Action item:
In the records below, some lines hold the word "this". Copy each of those lines.

##### Provided data

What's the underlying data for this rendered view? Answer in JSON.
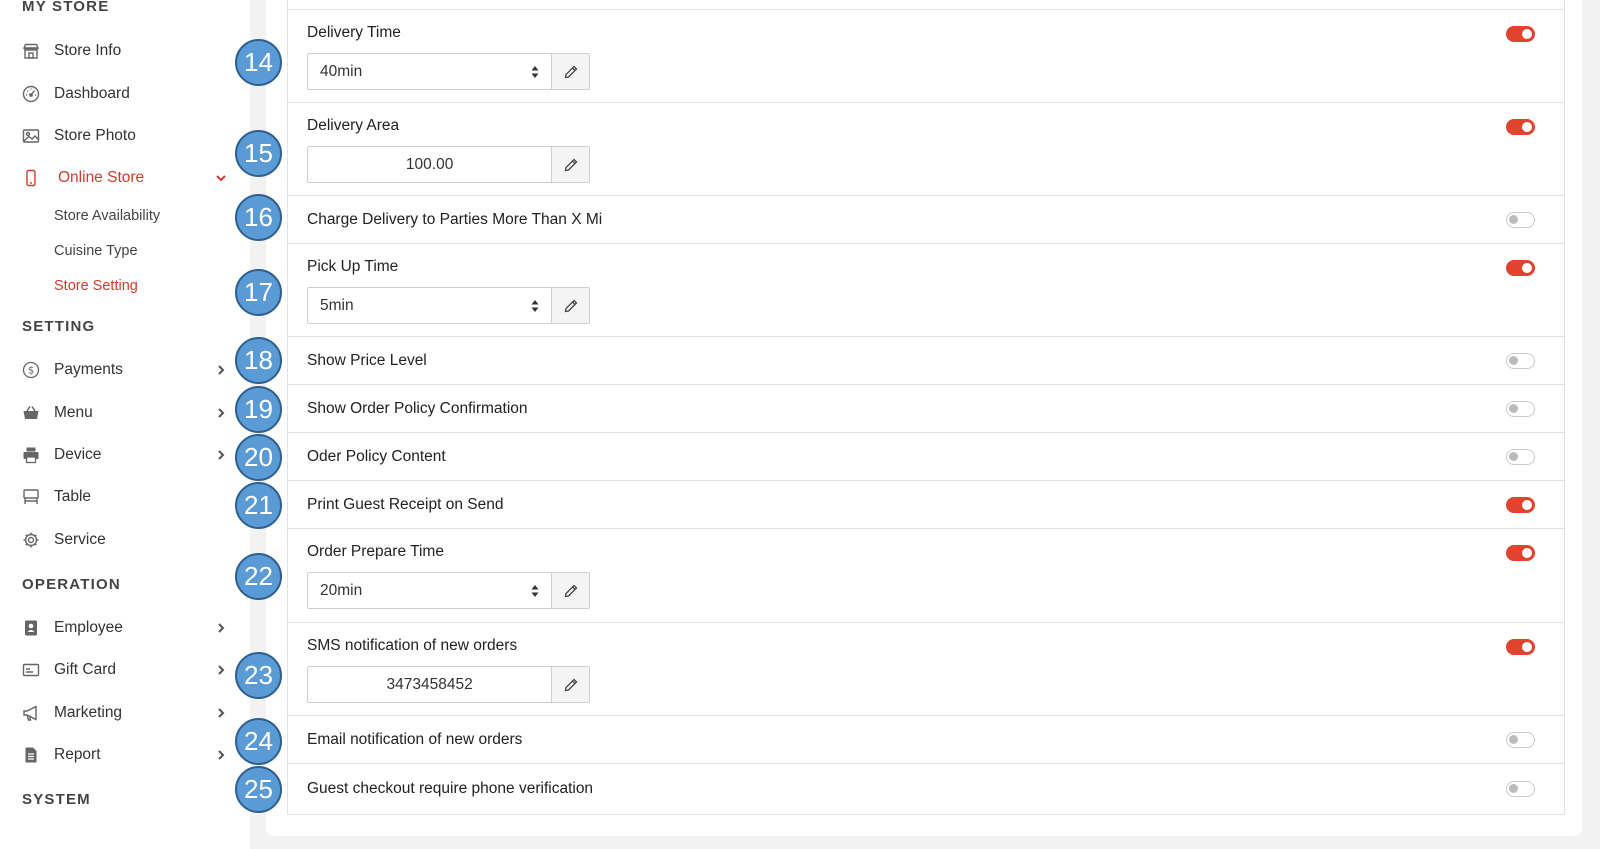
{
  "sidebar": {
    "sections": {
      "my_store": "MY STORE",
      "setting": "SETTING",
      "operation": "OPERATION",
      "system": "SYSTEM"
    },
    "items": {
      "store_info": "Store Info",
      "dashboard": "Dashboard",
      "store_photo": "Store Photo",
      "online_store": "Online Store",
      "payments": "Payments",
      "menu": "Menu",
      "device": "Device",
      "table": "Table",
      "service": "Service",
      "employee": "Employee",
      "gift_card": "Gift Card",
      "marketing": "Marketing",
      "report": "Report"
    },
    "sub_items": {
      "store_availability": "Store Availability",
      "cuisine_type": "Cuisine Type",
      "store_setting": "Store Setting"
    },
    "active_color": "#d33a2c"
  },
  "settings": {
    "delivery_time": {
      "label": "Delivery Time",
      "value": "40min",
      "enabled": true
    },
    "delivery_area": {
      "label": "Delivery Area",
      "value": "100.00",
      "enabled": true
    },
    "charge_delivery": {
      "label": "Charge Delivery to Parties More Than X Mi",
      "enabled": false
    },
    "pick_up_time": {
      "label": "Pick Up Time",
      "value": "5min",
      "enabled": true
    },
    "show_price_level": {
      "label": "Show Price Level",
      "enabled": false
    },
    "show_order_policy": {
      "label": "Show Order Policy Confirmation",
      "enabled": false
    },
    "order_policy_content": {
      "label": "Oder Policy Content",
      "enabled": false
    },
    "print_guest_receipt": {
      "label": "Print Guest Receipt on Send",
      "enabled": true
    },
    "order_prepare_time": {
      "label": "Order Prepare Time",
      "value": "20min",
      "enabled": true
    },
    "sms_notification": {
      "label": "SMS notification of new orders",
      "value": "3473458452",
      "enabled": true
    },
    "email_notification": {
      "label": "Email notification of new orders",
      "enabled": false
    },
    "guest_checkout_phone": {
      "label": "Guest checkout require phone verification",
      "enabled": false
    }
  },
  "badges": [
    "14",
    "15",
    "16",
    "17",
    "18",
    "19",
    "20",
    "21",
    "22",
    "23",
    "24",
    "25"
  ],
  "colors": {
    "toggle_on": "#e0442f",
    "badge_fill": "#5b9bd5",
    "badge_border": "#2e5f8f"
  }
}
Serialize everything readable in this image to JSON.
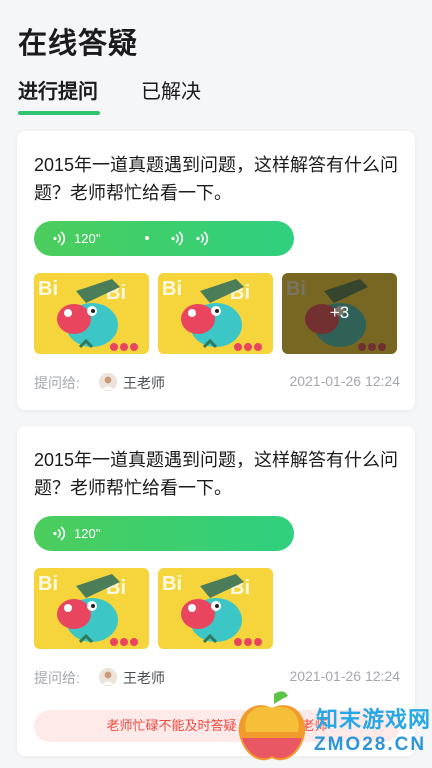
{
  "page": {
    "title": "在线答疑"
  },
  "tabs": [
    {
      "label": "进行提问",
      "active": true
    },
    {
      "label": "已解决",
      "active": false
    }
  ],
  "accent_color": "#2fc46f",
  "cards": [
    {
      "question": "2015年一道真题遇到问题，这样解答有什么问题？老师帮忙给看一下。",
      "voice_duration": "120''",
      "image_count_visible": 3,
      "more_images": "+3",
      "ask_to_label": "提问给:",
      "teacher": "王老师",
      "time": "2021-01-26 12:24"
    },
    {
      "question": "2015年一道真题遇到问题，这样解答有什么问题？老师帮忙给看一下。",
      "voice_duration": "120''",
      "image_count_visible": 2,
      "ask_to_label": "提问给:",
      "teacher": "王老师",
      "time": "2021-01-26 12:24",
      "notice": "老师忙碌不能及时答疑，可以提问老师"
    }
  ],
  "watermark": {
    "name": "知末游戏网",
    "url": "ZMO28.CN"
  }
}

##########

Reply:
What's the underlying data for this rendered view? Answer in JSON.
Serialize everything readable in this image to JSON.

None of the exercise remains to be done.